Soldiers injured in combat are at high risk for sepsis, a serious systemic infection that can result from an infected wound and is fatal if left untreated. The Defense Advanced Research Projects Agency (DARPA) partnered with a medical device company to develop a portable device for treatment of sepsis utilizing the same principals as a dialysis machine. DARPA came to Battelle for assistance in developing a user interface appropriate for military users in the field. 


Battelle used principles of Human Centric Design (HCD) and early formative research with end users to develop prototypes for the layout of the system and the software Graphical User Interface (GUI). The team used an iterative design process, testing each iteration of the prototypes with end users. These tests were used to verify that the system would meet users’ expectations for completing specific tasks—in this case, administering a blood-filtering therapy to treat sepsis. Researchers observed end users interacting with the prototypes to evaluate preventable use errors that could result in patient risk. Results were used to refine the designs. 
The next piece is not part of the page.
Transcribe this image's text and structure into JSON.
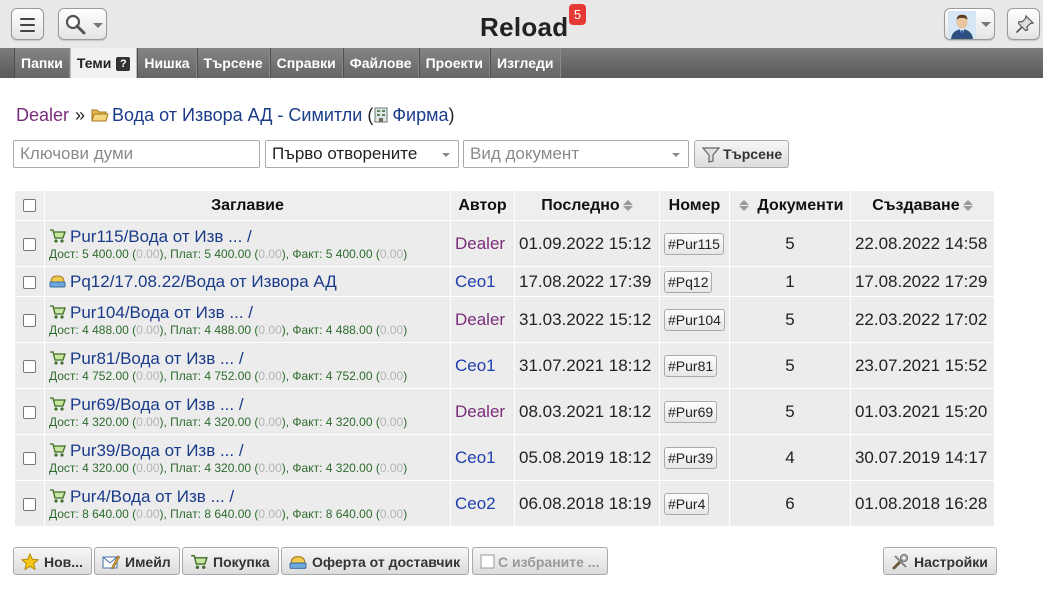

Battelle’s user research and HCD-based development work resulted in an interface and GUI that minimize use errors that may lead to patient safety risk. Battelle is now conducting human factors research on the final product for FDA regulatory submission. Battelle’s comprehensive HCD services allowed DARPA to streamline development timelines with an all-inclusive program that carried them from early conceptual research to final submission. Once the device is approved for use, it will give military medics an important new tool to prevent deaths from sepsis in military hospitals and in the field.